[What is expected]:
Below is a set of entries; copy all of them exactly.
━━ Data for this exercise
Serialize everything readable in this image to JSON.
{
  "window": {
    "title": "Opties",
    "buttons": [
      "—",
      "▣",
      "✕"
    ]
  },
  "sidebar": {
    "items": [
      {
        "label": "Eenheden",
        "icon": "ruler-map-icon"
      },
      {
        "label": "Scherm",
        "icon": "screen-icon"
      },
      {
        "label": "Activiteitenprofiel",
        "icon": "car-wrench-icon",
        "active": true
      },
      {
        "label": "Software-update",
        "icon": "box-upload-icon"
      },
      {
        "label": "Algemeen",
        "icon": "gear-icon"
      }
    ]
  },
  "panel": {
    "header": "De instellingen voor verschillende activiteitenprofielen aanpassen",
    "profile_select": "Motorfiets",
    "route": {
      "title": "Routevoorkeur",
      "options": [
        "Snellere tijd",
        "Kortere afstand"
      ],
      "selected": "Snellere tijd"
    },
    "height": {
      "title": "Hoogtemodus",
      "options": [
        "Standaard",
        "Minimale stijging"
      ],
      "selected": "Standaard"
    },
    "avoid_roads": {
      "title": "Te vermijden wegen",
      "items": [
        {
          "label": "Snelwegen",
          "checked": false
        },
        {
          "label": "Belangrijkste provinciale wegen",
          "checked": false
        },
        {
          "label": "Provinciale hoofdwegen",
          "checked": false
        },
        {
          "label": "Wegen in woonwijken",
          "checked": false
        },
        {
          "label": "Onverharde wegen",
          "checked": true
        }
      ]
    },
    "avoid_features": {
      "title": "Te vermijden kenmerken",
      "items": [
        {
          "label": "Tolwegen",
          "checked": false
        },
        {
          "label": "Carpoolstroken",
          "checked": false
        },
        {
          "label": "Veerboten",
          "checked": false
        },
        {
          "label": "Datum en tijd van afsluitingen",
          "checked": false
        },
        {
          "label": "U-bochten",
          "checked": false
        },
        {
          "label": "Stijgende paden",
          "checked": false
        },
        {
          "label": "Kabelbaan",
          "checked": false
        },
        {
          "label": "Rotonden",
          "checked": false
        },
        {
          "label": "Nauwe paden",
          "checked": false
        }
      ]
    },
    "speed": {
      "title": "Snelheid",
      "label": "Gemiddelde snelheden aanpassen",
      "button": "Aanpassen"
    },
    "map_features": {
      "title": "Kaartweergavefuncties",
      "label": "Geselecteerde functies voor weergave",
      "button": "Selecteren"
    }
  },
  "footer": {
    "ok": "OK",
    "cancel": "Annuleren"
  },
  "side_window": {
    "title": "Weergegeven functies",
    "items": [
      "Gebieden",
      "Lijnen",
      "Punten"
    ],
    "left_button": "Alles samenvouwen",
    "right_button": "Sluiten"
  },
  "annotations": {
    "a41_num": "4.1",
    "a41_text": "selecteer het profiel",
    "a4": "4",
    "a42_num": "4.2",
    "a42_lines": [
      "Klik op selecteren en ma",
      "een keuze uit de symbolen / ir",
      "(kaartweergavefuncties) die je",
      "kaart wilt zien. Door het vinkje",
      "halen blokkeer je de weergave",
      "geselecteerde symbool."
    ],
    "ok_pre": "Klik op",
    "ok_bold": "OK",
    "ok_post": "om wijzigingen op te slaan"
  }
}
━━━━
[Task result]:
Serialize everything readable in this image to JSON.
{
  "window": {
    "title": "Opties",
    "buttons": [
      "—",
      "▣",
      "✕"
    ]
  },
  "sidebar": {
    "items": [
      {
        "label": "Eenheden",
        "icon": "ruler-map-icon"
      },
      {
        "label": "Scherm",
        "icon": "screen-icon"
      },
      {
        "label": "Activiteitenprofiel",
        "icon": "car-wrench-icon",
        "active": true
      },
      {
        "label": "Software-update",
        "icon": "box-upload-icon"
      },
      {
        "label": "Algemeen",
        "icon": "gear-icon"
      }
    ]
  },
  "panel": {
    "header": "De instellingen voor verschillende activiteitenprofielen aanpassen",
    "profile_select": "Motorfiets",
    "route": {
      "title": "Routevoorkeur",
      "options": [
        "Snellere tijd",
        "Kortere afstand"
      ],
      "selected": "Snellere tijd"
    },
    "height": {
      "title": "Hoogtemodus",
      "options": [
        "Standaard",
        "Minimale stijging"
      ],
      "selected": "Standaard"
    },
    "avoid_roads": {
      "title": "Te vermijden wegen",
      "items": [
        {
          "label": "Snelwegen",
          "checked": false
        },
        {
          "label": "Belangrijkste provinciale wegen",
          "checked": false
        },
        {
          "label": "Provinciale hoofdwegen",
          "checked": false
        },
        {
          "label": "Wegen in woonwijken",
          "checked": false
        },
        {
          "label": "Onverharde wegen",
          "checked": true
        }
      ]
    },
    "avoid_features": {
      "title": "Te vermijden kenmerken",
      "items": [
        {
          "label": "Tolwegen",
          "checked": false
        },
        {
          "label": "Carpoolstroken",
          "checked": false
        },
        {
          "label": "Veerboten",
          "checked": false
        },
        {
          "label": "Datum en tijd van afsluitingen",
          "checked": false
        },
        {
          "label": "U-bochten",
          "checked": false
        },
        {
          "label": "Stijgende paden",
          "checked": false
        },
        {
          "label": "Kabelbaan",
          "checked": false
        },
        {
          "label": "Rotonden",
          "checked": false
        },
        {
          "label": "Nauwe paden",
          "checked": false
        }
      ]
    },
    "speed": {
      "title": "Snelheid",
      "label": "Gemiddelde snelheden aanpassen",
      "button": "Aanpassen"
    },
    "map_features": {
      "title": "Kaartweergavefuncties",
      "label": "Geselecteerde functies voor weergave",
      "button": "Selecteren"
    }
  },
  "footer": {
    "ok": "OK",
    "cancel": "Annuleren"
  },
  "side_window": {
    "title": "Weergegeven functies",
    "items": [
      "Gebieden",
      "Lijnen",
      "Punten"
    ],
    "left_button": "Alles samenvouwen",
    "right_button": "Sluiten"
  },
  "annotations": {
    "a41_num": "4.1",
    "a41_text": "selecteer het profiel",
    "a4": "4",
    "a42_num": "4.2",
    "a42_lines": [
      "Klik op selecteren en ma",
      "een keuze uit de symbolen / ir",
      "(kaartweergavefuncties) die je",
      "kaart wilt zien. Door het vinkje",
      "halen blokkeer je de weergave",
      "geselecteerde symbool."
    ],
    "ok_pre": "Klik op",
    "ok_bold": "OK",
    "ok_post": "om wijzigingen op te slaan"
  }
}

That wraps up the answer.